Almost half a gigawatt (449.2 MW) was installed in the third quarter (Q3), a rise of 40% from Q2, and the industry is likely to beat that in the final quarter of this year, according to the Solar Energy Industries Association (SEIA).
Plummeting prices, falling 40% this year, which have been so hard on solar manufacturers, have been a boon for installers.
Much of the growth is in utility-scale projects, rising 325% over the previous quarter as 23 projects came online for a total of 200 MW, a 325% rise from Q2. More plants will come online in the fourth quarter, pushing that sector higher for the year.
Residential installation also rose a healthy 21% compared to Q3 2010, thanks to solar companies that install solar at no cost to homeowners, only charging then for electricity use. California was home to 44% of all residential solar in Q3.
The drag is in business installations, which declined 25% in the third quarter because of changes in state incentives in California, New Jersey and Pennsylvania.
There wasn’t enough state funding available in California to meet business demand for solar incentives. In New Jersey and Pennsylvania, the recent solar boom was enough to meet those states’ Renewable Energy Portfolio incentives, making new projects less attractive.
Much of this growth is due to the Department of Treasury’s 1603 program, which is set to expire on Dec. 31 unless Congress extends it, says SEIA. In the absence of an extension of the program, SEIA expects a tax equity bottleneck for projects in 2012, leading to a possible slowdown in installations in late 2012 and into 2013.

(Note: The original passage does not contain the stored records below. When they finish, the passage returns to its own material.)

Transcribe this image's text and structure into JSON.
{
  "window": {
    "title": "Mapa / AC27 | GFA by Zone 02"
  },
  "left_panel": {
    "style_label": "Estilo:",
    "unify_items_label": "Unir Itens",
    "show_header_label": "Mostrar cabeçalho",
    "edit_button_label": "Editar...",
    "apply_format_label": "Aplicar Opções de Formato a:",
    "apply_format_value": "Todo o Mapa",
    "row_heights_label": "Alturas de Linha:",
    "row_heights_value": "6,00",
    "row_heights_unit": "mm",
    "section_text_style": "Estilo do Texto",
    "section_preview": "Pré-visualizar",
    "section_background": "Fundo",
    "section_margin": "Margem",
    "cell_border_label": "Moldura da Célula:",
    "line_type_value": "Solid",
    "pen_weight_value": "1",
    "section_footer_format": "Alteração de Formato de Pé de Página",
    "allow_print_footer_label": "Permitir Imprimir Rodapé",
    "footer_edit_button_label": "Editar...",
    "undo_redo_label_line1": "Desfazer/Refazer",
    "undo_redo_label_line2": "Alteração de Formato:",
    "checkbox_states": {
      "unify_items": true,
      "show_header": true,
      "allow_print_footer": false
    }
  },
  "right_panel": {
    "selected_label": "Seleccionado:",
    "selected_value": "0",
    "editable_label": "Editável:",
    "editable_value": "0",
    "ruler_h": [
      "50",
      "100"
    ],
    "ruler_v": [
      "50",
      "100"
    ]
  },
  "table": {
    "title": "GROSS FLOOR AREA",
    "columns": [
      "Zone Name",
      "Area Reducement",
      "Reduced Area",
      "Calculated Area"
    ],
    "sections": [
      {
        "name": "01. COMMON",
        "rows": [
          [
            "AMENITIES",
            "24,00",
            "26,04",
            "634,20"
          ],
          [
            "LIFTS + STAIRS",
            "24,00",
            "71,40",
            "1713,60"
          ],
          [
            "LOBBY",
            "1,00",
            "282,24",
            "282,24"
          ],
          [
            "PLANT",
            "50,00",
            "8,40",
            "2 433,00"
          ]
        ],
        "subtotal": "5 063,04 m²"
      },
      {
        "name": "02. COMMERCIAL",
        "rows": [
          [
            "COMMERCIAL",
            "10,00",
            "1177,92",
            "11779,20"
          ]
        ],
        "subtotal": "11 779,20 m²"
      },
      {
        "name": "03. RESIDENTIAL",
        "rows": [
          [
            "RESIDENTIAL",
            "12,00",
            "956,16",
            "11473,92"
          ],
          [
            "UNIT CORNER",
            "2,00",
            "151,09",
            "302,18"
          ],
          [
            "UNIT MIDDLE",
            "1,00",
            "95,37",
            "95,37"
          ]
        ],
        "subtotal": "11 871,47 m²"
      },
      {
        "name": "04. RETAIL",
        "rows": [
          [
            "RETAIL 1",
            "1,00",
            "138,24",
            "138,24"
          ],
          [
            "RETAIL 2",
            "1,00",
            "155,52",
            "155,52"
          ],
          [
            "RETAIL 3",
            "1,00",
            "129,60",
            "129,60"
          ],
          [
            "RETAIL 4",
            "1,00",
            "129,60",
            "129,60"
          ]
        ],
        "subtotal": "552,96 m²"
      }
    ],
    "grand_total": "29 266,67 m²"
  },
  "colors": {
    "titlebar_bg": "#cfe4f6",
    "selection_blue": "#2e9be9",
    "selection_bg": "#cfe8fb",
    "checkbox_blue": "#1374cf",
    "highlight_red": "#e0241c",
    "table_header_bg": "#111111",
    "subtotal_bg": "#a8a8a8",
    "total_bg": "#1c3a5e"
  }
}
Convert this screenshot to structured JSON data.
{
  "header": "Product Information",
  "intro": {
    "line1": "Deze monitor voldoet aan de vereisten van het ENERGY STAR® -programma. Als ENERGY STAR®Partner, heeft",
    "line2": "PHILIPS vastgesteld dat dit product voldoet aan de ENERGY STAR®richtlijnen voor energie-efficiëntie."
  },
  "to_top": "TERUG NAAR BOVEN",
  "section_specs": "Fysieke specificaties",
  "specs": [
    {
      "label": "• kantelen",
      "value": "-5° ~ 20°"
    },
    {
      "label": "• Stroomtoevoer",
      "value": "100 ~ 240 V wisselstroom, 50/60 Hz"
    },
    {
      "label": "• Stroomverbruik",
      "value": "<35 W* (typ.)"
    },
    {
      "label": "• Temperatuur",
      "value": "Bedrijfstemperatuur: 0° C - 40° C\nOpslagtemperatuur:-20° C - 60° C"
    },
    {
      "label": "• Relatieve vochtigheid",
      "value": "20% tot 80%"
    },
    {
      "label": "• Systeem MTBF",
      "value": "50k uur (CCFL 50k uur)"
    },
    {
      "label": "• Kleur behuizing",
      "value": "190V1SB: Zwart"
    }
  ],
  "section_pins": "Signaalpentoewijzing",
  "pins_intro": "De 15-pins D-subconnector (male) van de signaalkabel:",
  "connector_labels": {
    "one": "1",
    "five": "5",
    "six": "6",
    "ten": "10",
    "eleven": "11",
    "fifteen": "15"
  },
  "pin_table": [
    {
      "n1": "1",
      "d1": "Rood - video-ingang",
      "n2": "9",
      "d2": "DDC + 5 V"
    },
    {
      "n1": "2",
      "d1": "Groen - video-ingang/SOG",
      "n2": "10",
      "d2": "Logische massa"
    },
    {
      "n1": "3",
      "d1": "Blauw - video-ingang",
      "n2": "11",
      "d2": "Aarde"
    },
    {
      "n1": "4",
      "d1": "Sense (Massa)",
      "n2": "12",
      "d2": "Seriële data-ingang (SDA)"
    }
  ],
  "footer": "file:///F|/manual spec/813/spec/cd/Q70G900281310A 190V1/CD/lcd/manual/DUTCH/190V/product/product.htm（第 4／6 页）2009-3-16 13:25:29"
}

While domestic solar markets are booming more than ever, the report notes the U.S. solar industry is facing more uncertainty than at any point in recent history. On one hand, solar module prices are falling precipitously and system prices have never been lower; on the other hand, the market faces substantial risks in the form of legislative, financing, political, and market barriers.
"U.S. solar is entering 2012 with a sense of cautious optimism," says Shayle Kann, Managing Director of the solar practice at GTM Research, which produced the report for SEIA. "There are three questions on the mind of everyone in the market: one, what would be the impact of the 1603 Treasury Program’s expiration; two, can emerging commercial markets like Massachusetts, Colorado, Ohio, Tennessee, and Hawaii ramp up as major markets like California, New Jersey and Pennsylvania trend downward; and finally, how will the trade petition against Chinese solar imports impact market dynamics, both in the immediate term and if duties are ultimately levied?"
Here’s the report: